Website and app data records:
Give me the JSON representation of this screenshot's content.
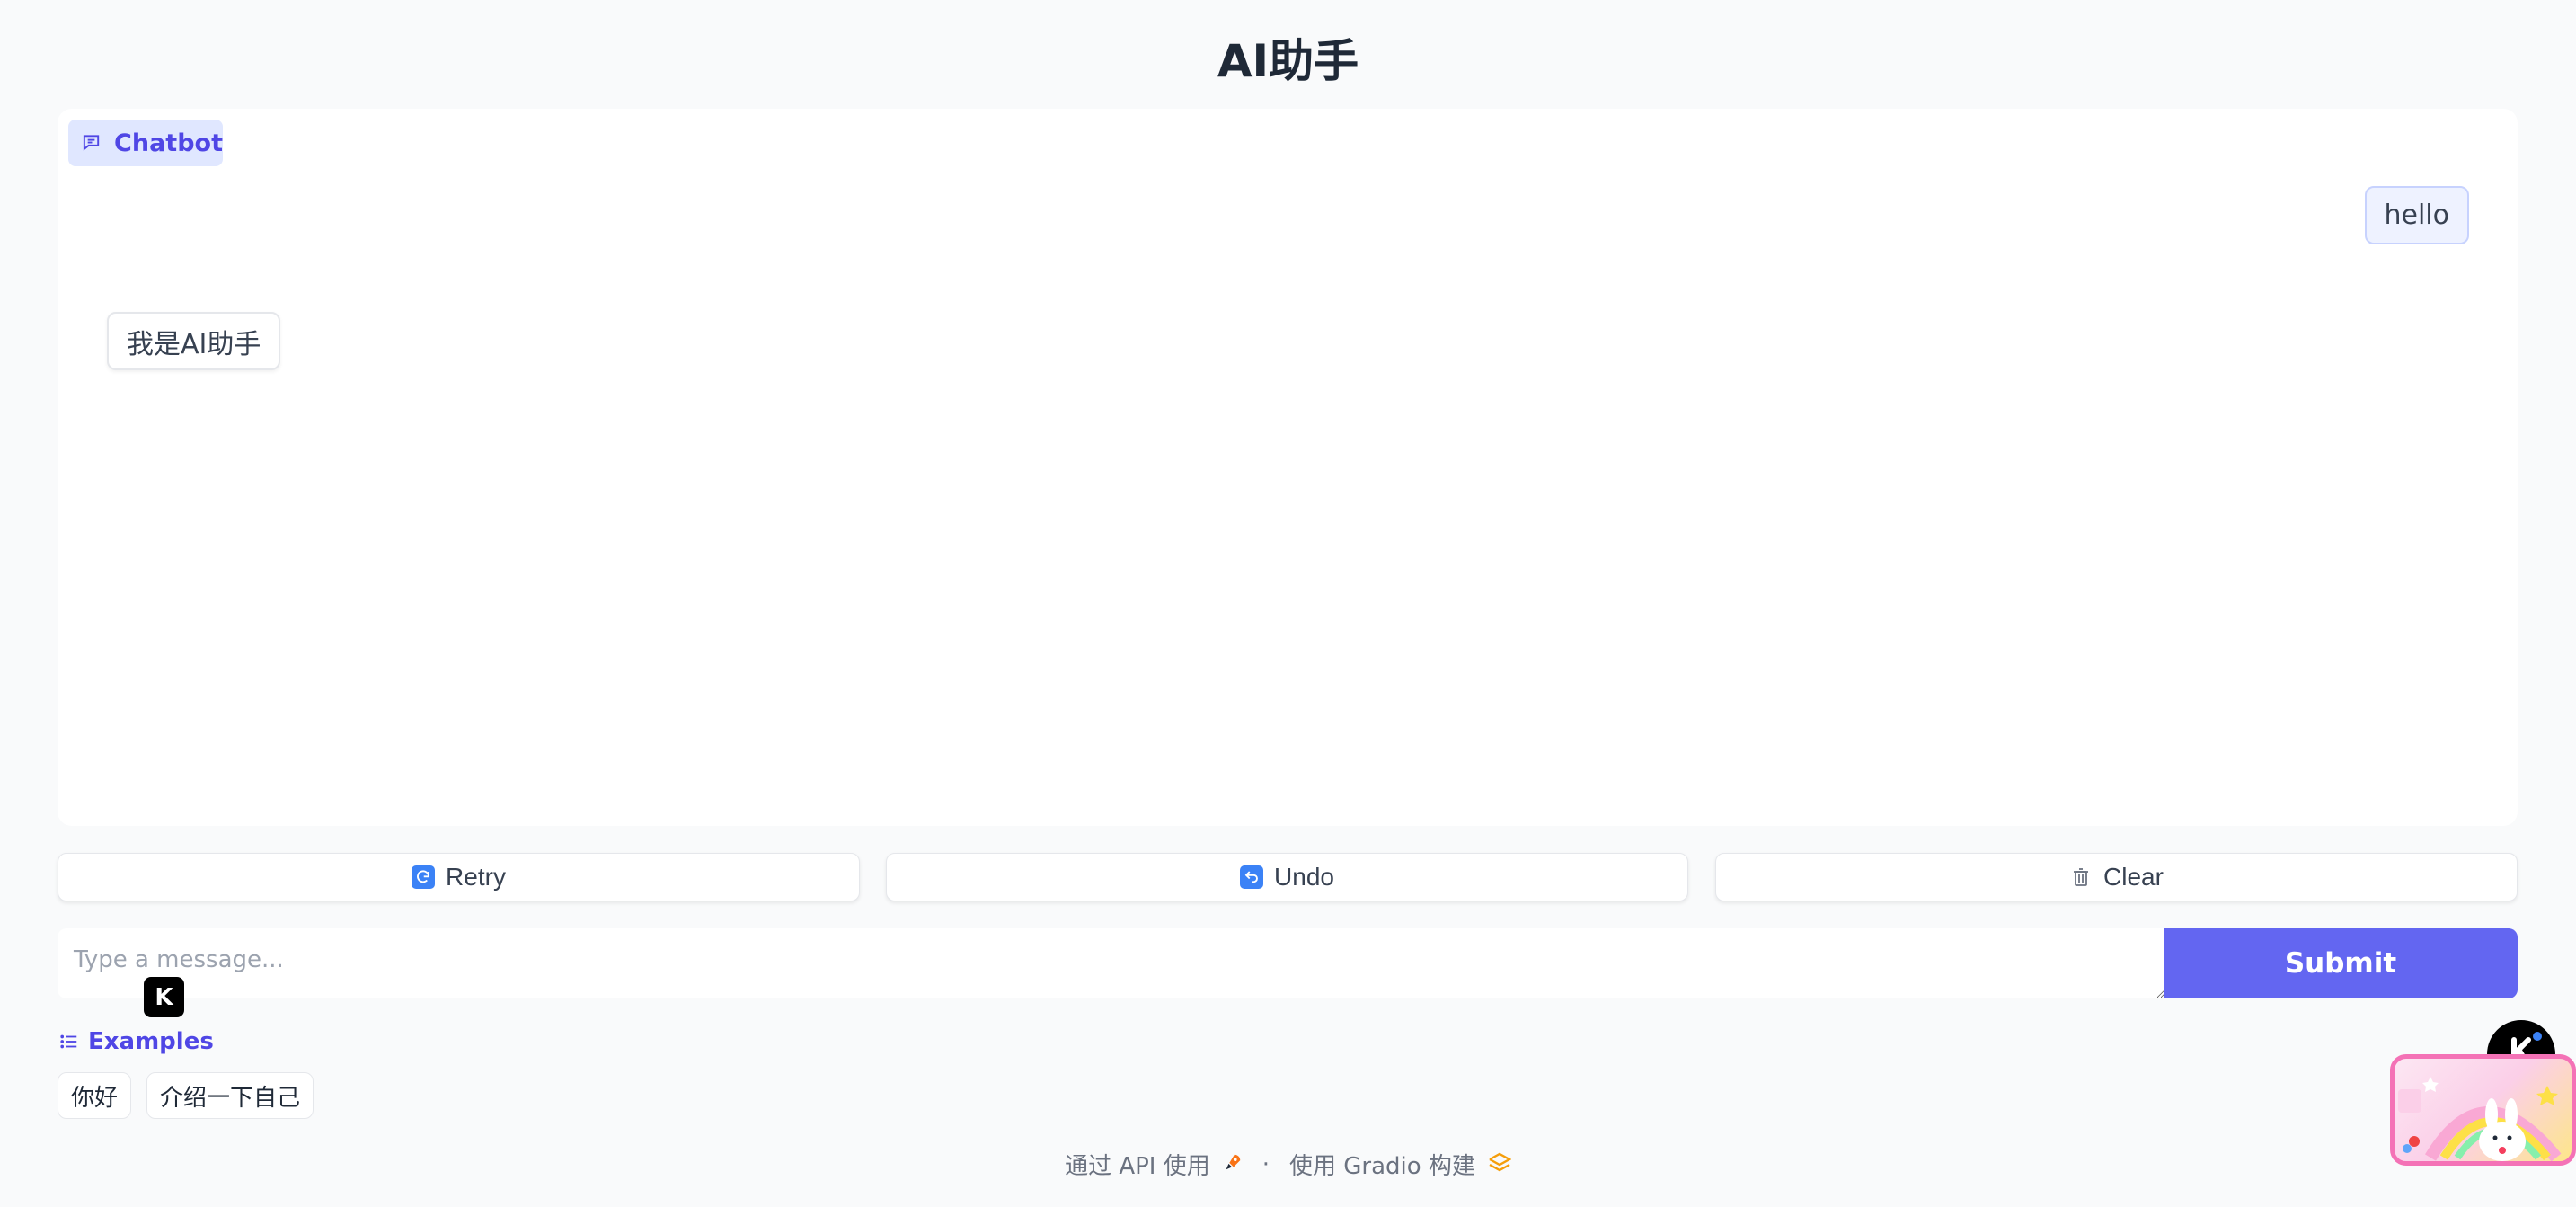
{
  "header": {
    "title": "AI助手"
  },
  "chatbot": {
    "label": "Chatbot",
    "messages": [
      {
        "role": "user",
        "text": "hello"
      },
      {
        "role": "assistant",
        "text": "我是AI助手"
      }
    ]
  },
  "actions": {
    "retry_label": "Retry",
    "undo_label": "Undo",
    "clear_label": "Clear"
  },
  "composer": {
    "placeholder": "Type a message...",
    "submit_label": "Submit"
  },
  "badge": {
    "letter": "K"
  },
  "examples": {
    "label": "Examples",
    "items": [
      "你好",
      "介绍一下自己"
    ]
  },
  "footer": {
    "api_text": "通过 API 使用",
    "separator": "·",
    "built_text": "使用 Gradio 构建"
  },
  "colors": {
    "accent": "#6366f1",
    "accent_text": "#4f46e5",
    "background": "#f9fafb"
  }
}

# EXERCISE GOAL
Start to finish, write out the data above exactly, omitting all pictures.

# RESPONSE AREA
Give me the JSON representation of this screenshot's content.
{
  "header": {
    "title": "AI助手"
  },
  "chatbot": {
    "label": "Chatbot",
    "messages": [
      {
        "role": "user",
        "text": "hello"
      },
      {
        "role": "assistant",
        "text": "我是AI助手"
      }
    ]
  },
  "actions": {
    "retry_label": "Retry",
    "undo_label": "Undo",
    "clear_label": "Clear"
  },
  "composer": {
    "placeholder": "Type a message...",
    "submit_label": "Submit"
  },
  "badge": {
    "letter": "K"
  },
  "examples": {
    "label": "Examples",
    "items": [
      "你好",
      "介绍一下自己"
    ]
  },
  "footer": {
    "api_text": "通过 API 使用",
    "separator": "·",
    "built_text": "使用 Gradio 构建"
  },
  "colors": {
    "accent": "#6366f1",
    "accent_text": "#4f46e5",
    "background": "#f9fafb"
  }
}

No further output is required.